Sunday night at the Oscars, Natalie Portman was giving her acceptance speech for Best Actress when she thanked “my beautiful love, Benjamin Millepied who choreographed the film and has now given me the most important role of my life” – motherhood. It was a beautiful moment, but this Salon writer, Mary Elizabeth Williams, found Portman’s words “jarring.” She got the creepy-crawlies at the thought of motherhood. She doesn’t like it when people:
refer to motherhood as the most important thing a woman can possibly do … is motherhood really a greater role than being secretary of state or a justice on the Supreme Court? Is reproduction automatically the greatest thing Natalie Portman will do with her life?
Well, I happen to agree that motherhood is Portman’s most important role. But we’re not talking about a woman secretary of state or justice, we’re talking about an actress. And because she’s an actress, the term “role” is quite literal. Portman has played many parts in her young career, from Queen Amidala to Anne Boleyn to Nina Sayers in Black Swan for which she won her award for Best Actress in a Lead ROLE. So, yes, I would say Mother is far more important a role to play than any of these characters. And good for her for saying so!
But the Slate author just doesn’t get it:
Why, at the pinnacle of one’s professional career, would a person feel the need to undercut it by announcing that there’s something else even more important? Even if you feel that way, why downplay your achievement?
Wow, really? She begrudges Portman for having the humility to acknowledge that there are things in this world bigger and more important than – GASP – acting?!
Interestingly enough, the writer quotes Annette Bening as an example of – well, actually, I’m not sure WHY she quotes Bening, something about working mothers but the point isn’t clear – but Bening gets to the heart of what the writer doesn’t understand. She says of motherhood, in part:
“a lot of the time your life is not about you … There’s that selflessness you need to find …”
Seems like Portman has already found that selflessness, while the writer wishes she would simply be selfish and bask in herself and her own glory.

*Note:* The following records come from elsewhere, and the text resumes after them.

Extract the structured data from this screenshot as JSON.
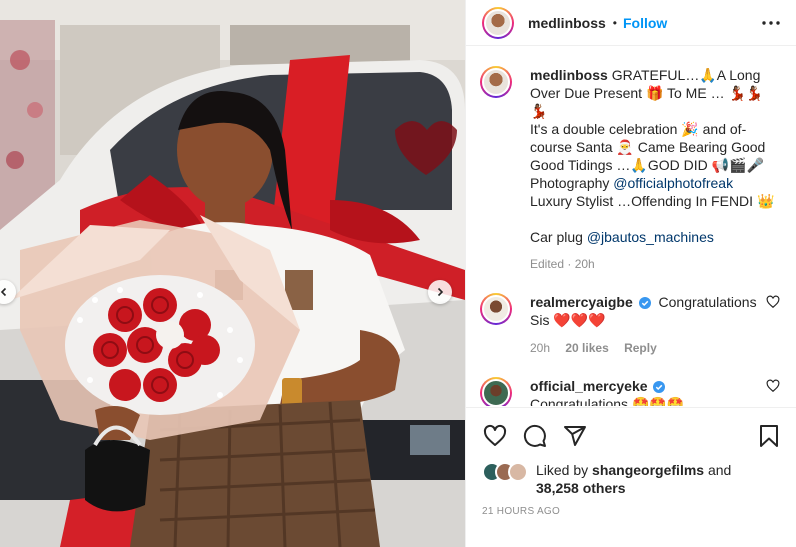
{
  "post": {
    "image_description_icons": [
      "chevron-left-icon",
      "chevron-right-icon"
    ]
  },
  "header": {
    "username": "medlinboss",
    "separator": "•",
    "follow_label": "Follow"
  },
  "caption": {
    "username": "medlinboss",
    "lines": [
      "GRATEFUL…🙏A Long",
      "Over Due Present 🎁 To ME … 💃🏾💃🏾💃🏾",
      "It's a double celebration 🎉 and of-",
      "course Santa 🎅 Came Bearing Good",
      "Good Tidings …🙏GOD DID 📢🎬🎤"
    ],
    "photography_label": "Photography ",
    "photography_mention": "@officialphotofreak",
    "stylist_line": "Luxury Stylist …Offending In FENDI 👑",
    "car_plug_label": "Car plug ",
    "car_plug_mention": "@jbautos_machines",
    "edited": "Edited · 20h"
  },
  "comments": [
    {
      "username": "realmercyaigbe",
      "verified": true,
      "text": "Congratulations",
      "text2": "Sis ❤️❤️❤️",
      "time": "20h",
      "likes": "20 likes",
      "reply": "Reply"
    },
    {
      "username": "official_mercyeke",
      "verified": true,
      "text": "Congratulations 🤩🤩🤩"
    }
  ],
  "likes": {
    "prefix": "Liked by ",
    "user": "shangeorgefilms",
    "middle": " and",
    "count": "38,258 others"
  },
  "timestamp": "21 HOURS AGO",
  "colors": {
    "link_blue": "#0095f6",
    "mention": "#00376b",
    "meta_gray": "#8e8e8e",
    "verified": "#3897f0"
  }
}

The author goes on to gripe:
when was the last time a male star gave an acceptance speech calling fatherhood his biggest role?
I’m not sure if any man has or hasn’t, but someone should have. Fatherhood is a very important role, especially today when 22% of children live in single mother homes. In fact, isn’t it

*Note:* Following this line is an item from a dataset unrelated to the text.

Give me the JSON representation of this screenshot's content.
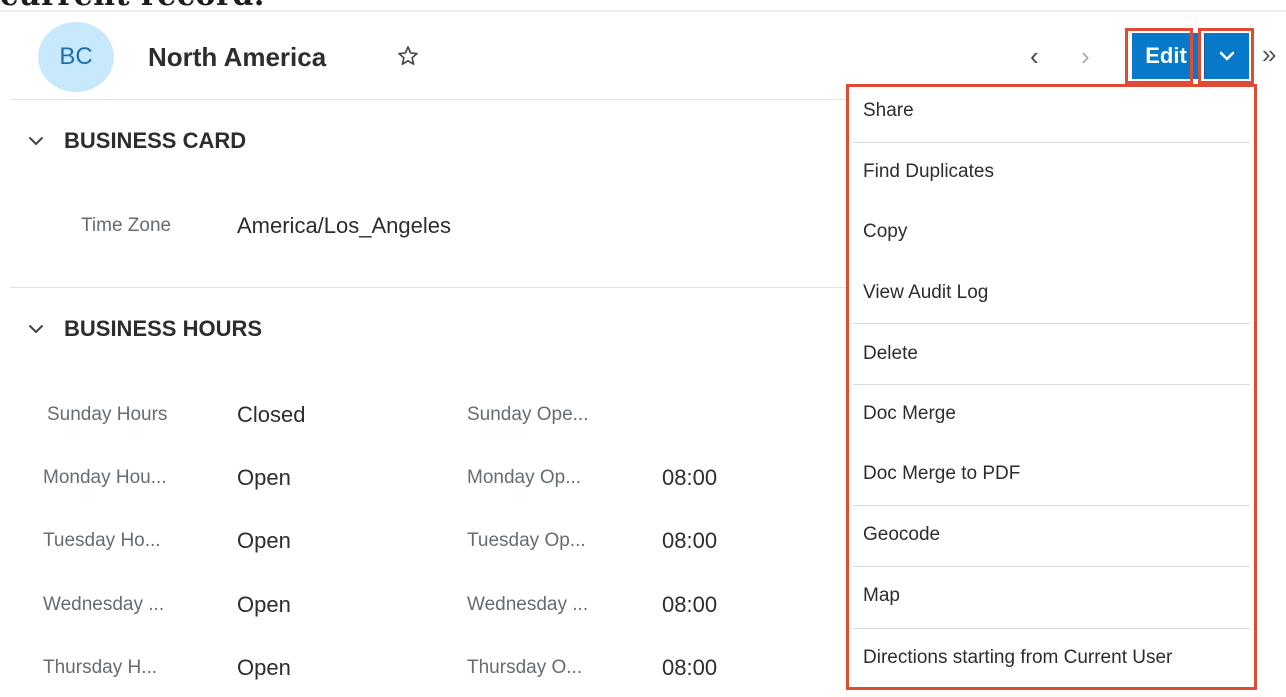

Hollywood and the Left that are always trying to tell us fathers aren’t
all that important?
In closing, the author writes:
Motherhood is important. So is work. And you don’t have to backhandedly downplay one to be proud of the other.
How does saying her most important role is that of a mother “backhandedly downplay” her role in Black Swan? She’s not insulting her own work, but stating the simple fact that there are more important things in life.
The visceral reaction from people like the Slate writer, upon watching Natalie Portman talk about “the most important role of [her] life,” makes complete sense when you consider that it goes against everything strident feminists believe. Any good thoughts about motherhood or the mere presence of a visibly pregnant woman gives them the heebie jeebies because, to them, motherhood is a choice and their first instinct is that a baby is a parasite to be removed.
We can’t be too complementary of motherhood lest we offend the women who chose to kill their babies. We can’t call it the most important role because that is insensitive to women who don’t have or want children. We can’t celebrate the unique role of the mother because that would mean acknowledging the differences between men and women and that these differences can be good. We can’t talk about motherhood and careers at the same time because that means that we value one over the other and both are equally good and valid – especially having a career.
Only a feminist would complain about an actress not being self-centered and narcissistic. Only a feminist would be offended at the thought of raising the next generation being one’s most important role. Only a feminist would consider being thankful to have a child with the one you love a backhanded slap at your career.
How sad that this writer chose to throw a feminissy fit over this beautiful moment for Natalie Portman and her family. I wish Portman well in the greatest role she, or any woman, will ever play.
UPDATE: KJ Dell’Antonia from Slate gets in on the act, saying Portman was just “spouting the party line” and adds:
every time a powerful woman downplays her other achievements as inferior to her maternal status, she feeds the doubt that still pursue working mothers at every end of the spectrum: Will she really take her work seriously or will she put her children first?
Again, this isn’t a zero sum game – calling motherhood your most important role does not downplay other achievements, and the choice isn’t between either “take work seriously” or “put children first.” Feminists might not believe it, but women CAN do a job well, while prioritizing their children’s lives – women are known for their great abilities to multi-task, after all.
But even if it WERE a zero sum game, so what? The role of mother is more important than any regular “job” and it should be – whoops, can’t say that! – might hurt some working moms’ feelings or make her doubt herslf! We aren’t allowed to say ANYTHING is more important than a career because apparently that is the end all and be all of being a woman, anything else is bending to the will of the powerful and oppressive patriarchy or some such b.s.